In Barnes v. Sea Hawaii Rafting, LLC, et al , Chris Barnes, a seaman injured in a ship explosion, filed suit against the shipowner for Jones Act negligence, unseaworthiness, and maintenance and cure. Barnes also sued the vessel, the M/V Tehani, in rem. After fifteen months of litigation, and shortly before trial, the vessel owner declared bankruptcy, and the district court stayed Barnes’ action. The district court concluded that the vessel was an asset of the owner’s estate, and therefore, the automatic stay barred the enforcement of Barnes’ maritime lien against the vessel for his wages.
The district court later dismissed Barnes’ claim for lack of jurisdiction because he failed to verify his amended complaint in which he sought to add a claim for negligence per se. The defendants answered the complaint with a general denial of in rem jurisdiction, but they failed to specifically challenge jurisdiction under Rule 12(b). The district court reasoned that Barnes unverified amended complaint, filed after more than fifteen months of litigation, superseded the original complaint and thus deprived the district court of jurisdiction. While the appeal was pending, the bankruptcy trustee sold the Tehani free and clear of any and all liens and subsequently moved to dismiss Barnes’ appeal as moot.
On appeal, the Ninth Circuit found numerous errors, notably that the district court did not lose in rem jurisdiction, the automatic stay did not affect Barnes’ lien against the vessel, and the bankruptcy court had no authority to dispose of the lien. The court found that Barnes properly invoked in rem jurisdiction through his verified complaint, and the defendants then answered that complaint and participated in the litigation. The court relied on the general principle of admiralty law that control of the res, while necessary to establish jurisdiction, is not necessary to maintain jurisdiction. The court observed that “in rem jurisdiction, once vested, is not divested, although a state of things should arrive in which original jurisdiction could not be exercised.” Furthermore, the court noted, Rule (C) of the Supplementary Admiralty and Maritime Rules does not mandate verification of amended pleadings.
Similarly, relying on its previous decision in United States v. Chandon, the Ninth Circuit found that the bankruptcy court lacked jurisdiction to dispose of Barnes’ maritime lien. Relying on Chandon, the court reasoned that the automatic stay does not expressly refer to maritime liens, which, when owed to seamen due to their service, are “sacred liens entitled to protection as long as the plank of the ship remains.” Furthermore, the court found that because the two courts had concurrent and coordinate jurisdiction over the vessel, the district court should not have been deprived of jurisdiction simply because it had not obtained physical possession of the vessel. The court noted that even if the bankruptcy court had in rem jurisdiction over the Tehani, the law remains unsettled as to whether a bankruptcy court can sell a vessel free and clear of maritime liens.

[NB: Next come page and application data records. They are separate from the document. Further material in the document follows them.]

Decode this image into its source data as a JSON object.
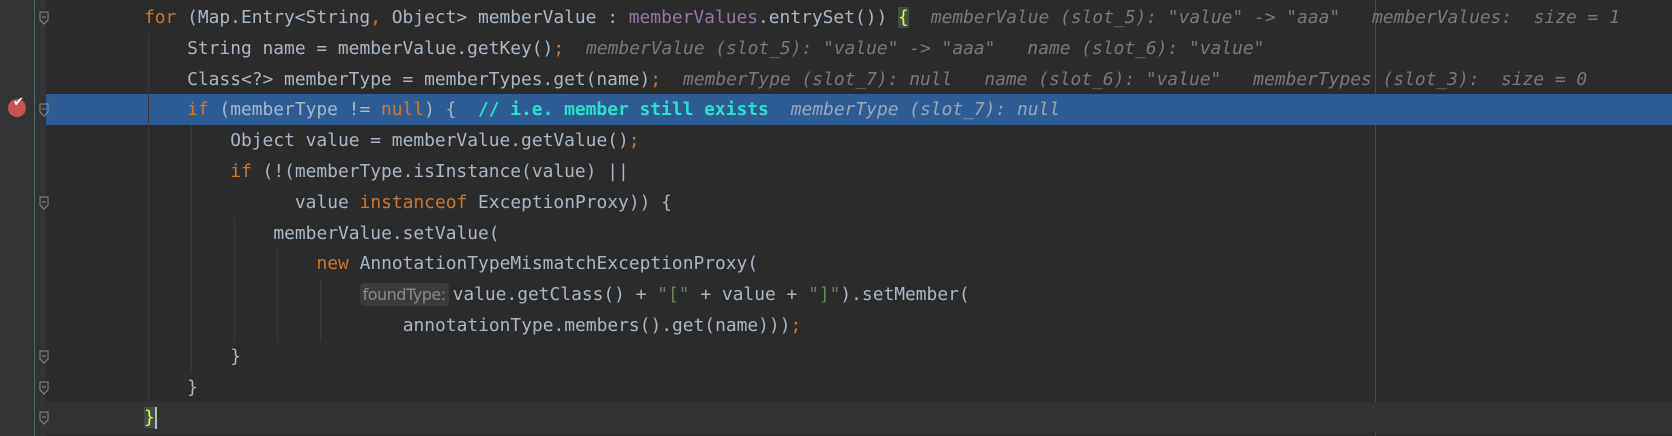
{
  "editor": {
    "lines": [
      {
        "indent": 0,
        "tokens": [
          {
            "text": "for",
            "c": "kw"
          },
          {
            "text": " (Map.Entry<String",
            "c": "pl"
          },
          {
            "text": ",",
            "c": "kw"
          },
          {
            "text": " Object> memberValue : ",
            "c": "pl"
          },
          {
            "text": "memberValues",
            "c": "fd"
          },
          {
            "text": ".entrySet()) ",
            "c": "pl"
          },
          {
            "text": "{",
            "c": "br"
          }
        ],
        "hints": [
          "memberValue (slot_5): \"value\" -> \"aaa\"",
          "memberValues:  size = 1"
        ]
      },
      {
        "indent": 4,
        "tokens": [
          {
            "text": "String name = memberValue.getKey()",
            "c": "pl"
          },
          {
            "text": ";",
            "c": "semi"
          }
        ],
        "hints": [
          "memberValue (slot_5): \"value\" -> \"aaa\"",
          "name (slot_6): \"value\""
        ]
      },
      {
        "indent": 4,
        "tokens": [
          {
            "text": "Class<?> memberType = memberTypes.get(name)",
            "c": "pl"
          },
          {
            "text": ";",
            "c": "semi"
          }
        ],
        "hints": [
          "memberType (slot_7): null",
          "name (slot_6): \"value\"",
          "memberTypes (slot_3):  size = 0"
        ]
      },
      {
        "indent": 4,
        "exec": true,
        "tokens": [
          {
            "text": "if",
            "c": "kw"
          },
          {
            "text": " (memberType != ",
            "c": "pl"
          },
          {
            "text": "null",
            "c": "kw"
          },
          {
            "text": ") {  ",
            "c": "pl"
          },
          {
            "text": "// i.e. member still exists",
            "c": "cm"
          }
        ],
        "hints": [
          "memberType (slot_7): null"
        ]
      },
      {
        "indent": 8,
        "tokens": [
          {
            "text": "Object value = memberValue.getValue()",
            "c": "pl"
          },
          {
            "text": ";",
            "c": "semi"
          }
        ]
      },
      {
        "indent": 8,
        "tokens": [
          {
            "text": "if",
            "c": "kw"
          },
          {
            "text": " (!(memberType.isInstance(value) ||",
            "c": "pl"
          }
        ]
      },
      {
        "indent": 14,
        "tokens": [
          {
            "text": "value ",
            "c": "pl"
          },
          {
            "text": "instanceof",
            "c": "kw"
          },
          {
            "text": " ExceptionProxy)) {",
            "c": "pl"
          }
        ]
      },
      {
        "indent": 12,
        "tokens": [
          {
            "text": "memberValue.setValue(",
            "c": "pl"
          }
        ]
      },
      {
        "indent": 16,
        "tokens": [
          {
            "text": "new",
            "c": "kw"
          },
          {
            "text": " AnnotationTypeMismatchExceptionProxy(",
            "c": "pl"
          }
        ]
      },
      {
        "indent": 20,
        "inlay": "foundType:",
        "tokens": [
          {
            "text": "value.getClass() + ",
            "c": "pl"
          },
          {
            "text": "\"[\"",
            "c": "st"
          },
          {
            "text": " + value + ",
            "c": "pl"
          },
          {
            "text": "\"]\"",
            "c": "st"
          },
          {
            "text": ").setMember(",
            "c": "pl"
          }
        ]
      },
      {
        "indent": 24,
        "tokens": [
          {
            "text": "annotationType.members().get(name)))",
            "c": "pl"
          },
          {
            "text": ";",
            "c": "semi"
          }
        ]
      },
      {
        "indent": 8,
        "tokens": [
          {
            "text": "}",
            "c": "pl"
          }
        ]
      },
      {
        "indent": 4,
        "tokens": [
          {
            "text": "}",
            "c": "pl"
          }
        ]
      },
      {
        "indent": 0,
        "caret": true,
        "tokens": [
          {
            "text": "}",
            "c": "br"
          }
        ]
      }
    ]
  },
  "gutter": {
    "breakpoint_line": 3,
    "fold_lines": [
      0,
      3,
      6,
      11,
      12,
      13
    ]
  }
}
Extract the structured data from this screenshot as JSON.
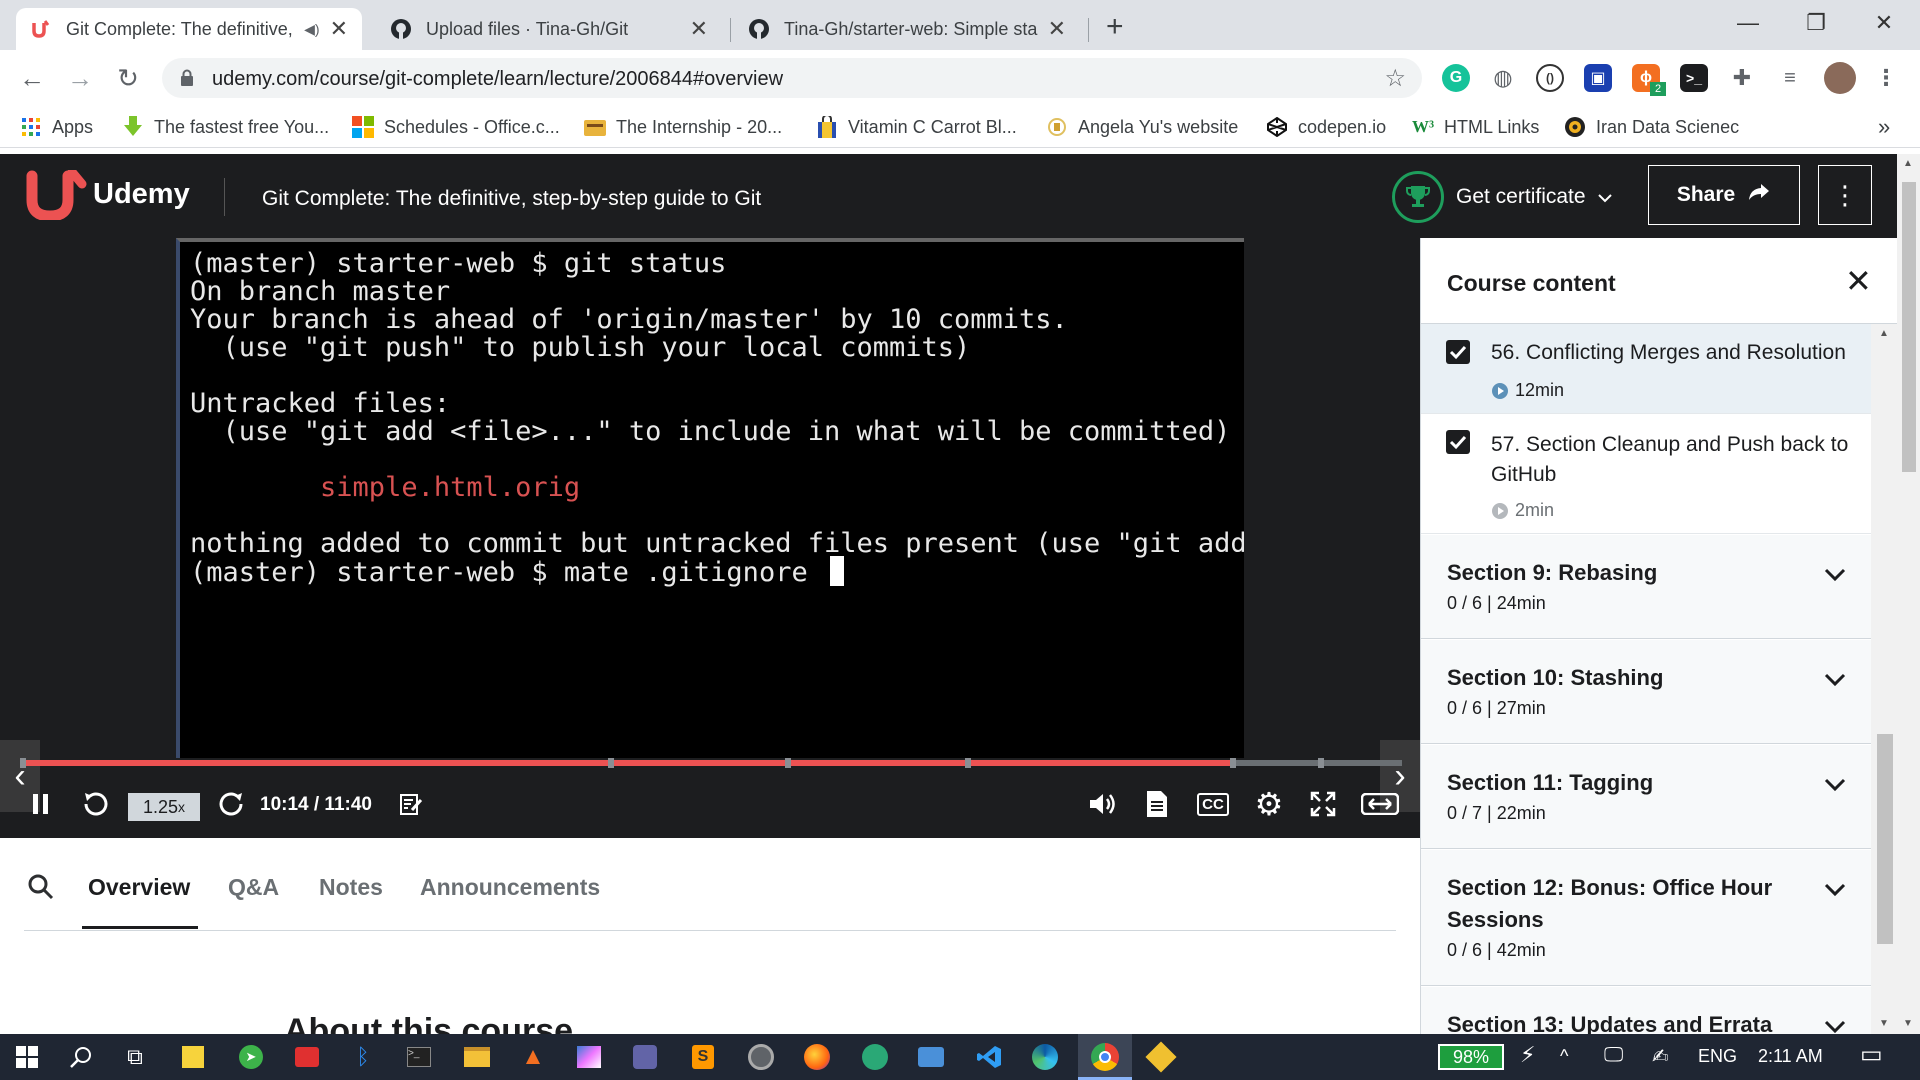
{
  "browser": {
    "tabs": [
      {
        "title": "Git Complete: The definitive, step-by-step guide to Git",
        "active": true
      },
      {
        "title": "Upload files · Tina-Gh/Git",
        "active": false
      },
      {
        "title": "Tina-Gh/starter-web: Simple starter web project",
        "active": false
      }
    ],
    "new_tab_symbol": "+",
    "url": "udemy.com/course/git-complete/learn/lecture/2006844#overview",
    "bookmarks": [
      {
        "label": "Apps",
        "icon": "apps-grid-icon"
      },
      {
        "label": "The fastest free You...",
        "icon": "download-arrow-icon"
      },
      {
        "label": "Schedules - Office.c...",
        "icon": "office-icon"
      },
      {
        "label": "The Internship - 20...",
        "icon": "folder-icon"
      },
      {
        "label": "Vitamin C Carrot Bl...",
        "icon": "shopping-bag-icon"
      },
      {
        "label": "Angela Yu's website",
        "icon": "site-icon"
      },
      {
        "label": "codepen.io",
        "icon": "codepen-icon"
      },
      {
        "label": "HTML Links",
        "icon": "w3-icon"
      },
      {
        "label": "Iran Data Scienec",
        "icon": "gear-logo-icon"
      }
    ],
    "bookmarks_overflow": "»",
    "extension_badge": "2"
  },
  "udemy": {
    "logo_text": "Udemy",
    "course_title": "Git Complete: The definitive, step-by-step guide to Git",
    "certificate_label": "Get certificate",
    "share_label": "Share"
  },
  "video": {
    "terminal_lines": [
      "(master) starter-web $ git status",
      "On branch master",
      "Your branch is ahead of 'origin/master' by 10 commits.",
      "  (use \"git push\" to publish your local commits)",
      "",
      "Untracked files:",
      "  (use \"git add <file>...\" to include in what will be committed)",
      "",
      "        simple.html.orig",
      "",
      "nothing added to commit but untracked files present (use \"git add\" to t",
      "(master) starter-web $ mate .gitignore "
    ],
    "progress_fraction": 0.88,
    "speed_label": "1.25",
    "speed_suffix": "x",
    "time_label": "10:14 / 11:40",
    "cc_label": "CC"
  },
  "lower_tabs": {
    "items": [
      "Overview",
      "Q&A",
      "Notes",
      "Announcements"
    ],
    "active_index": 0,
    "about_heading": "About this course"
  },
  "sidebar": {
    "title": "Course content",
    "lectures": [
      {
        "title": "56. Conflicting Merges and Resolution",
        "duration": "12min",
        "checked": true,
        "current": true
      },
      {
        "title": "57. Section Cleanup and Push back to GitHub",
        "duration": "2min",
        "checked": true,
        "current": false
      }
    ],
    "sections": [
      {
        "title": "Section 9: Rebasing",
        "meta": "0 / 6 | 24min"
      },
      {
        "title": "Section 10: Stashing",
        "meta": "0 / 6 | 27min"
      },
      {
        "title": "Section 11: Tagging",
        "meta": "0 / 7 | 22min"
      },
      {
        "title": "Section 12: Bonus: Office Hour Sessions",
        "meta": "0 / 6 | 42min"
      },
      {
        "title": "Section 13: Updates and Errata",
        "meta": ""
      }
    ]
  },
  "taskbar": {
    "battery": "98%",
    "language": "ENG",
    "clock": "2:11 AM"
  },
  "colors": {
    "udemy_dark": "#1c1d1f",
    "udemy_red": "#ec5252",
    "cert_green": "#1e9e5c",
    "current_lecture_bg": "#e9f0f5"
  }
}
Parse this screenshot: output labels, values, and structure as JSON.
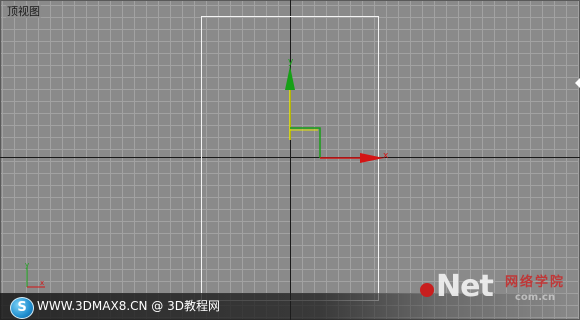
{
  "viewport": {
    "label": "顶视图",
    "background_color": "#8a8a8a",
    "grid_color": "#a2a2a2",
    "axis_line_color": "#1a1a1a",
    "plane_outline_color": "#f4f4f4"
  },
  "gizmo": {
    "x_label": "x",
    "y_label": "y",
    "x_color": "#d41414",
    "y_color": "#16a016",
    "plane_handle_color": "#e8e800"
  },
  "corner_axis": {
    "x_label": "x",
    "y_label": "y"
  },
  "footer": {
    "logo_letter": "S",
    "site_text": "WWW.3DMAX8.CN @ 3D教程网"
  },
  "watermark": {
    "brand": "Net",
    "chinese": "网络学院",
    "url": "com.cn"
  }
}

The Barnes court addressed the well-known Millennium Sea Carriers opinion, in which the Second Circuit held that a bankruptcy court could extinguish a maritime lien in an admiralty adversary proceeding to which the lienors voluntarily submitted. The Ninth Circuit found that case distinguishable because it turned on the lienor’s consent to bankruptcy jurisdiction, as opposed to bankruptcy court’s application of bankruptcy law rather than admiralty law and Barnes’ failure to voluntarily submit to the court’s jurisdiction. Consequently, unlike in Millennium Sea Carriers, the bankruptcy court’s attempt to dispose of the lien was ineffectual.
While the court passed on the ultimate question—whether a bankruptcy court can sell a vessel free and clear of maritime liens under bankruptcy law absent the lienor’s consent to jurisdiction—the significance of the Barnes decision should not be understated. A district court’s in rem jurisdiction arising from an action for enforcement of a maritime lien against a vessel will not be divested by the vessel owner’s subsequent bankruptcy filing. Thus, a bankruptcy court’s automatic stay resulting from the bankruptcy filing of a vessel owner will not affect the enforcement of a maritime lien. Nonetheless, because much of the law governing the interplay between admiralty and bankruptcy jurisdiction remains unsettled, a party pursuing maritime lien should always contest bankruptcy jurisdiction to avoid the risk of the bankruptcy court disposing of the maritime lien.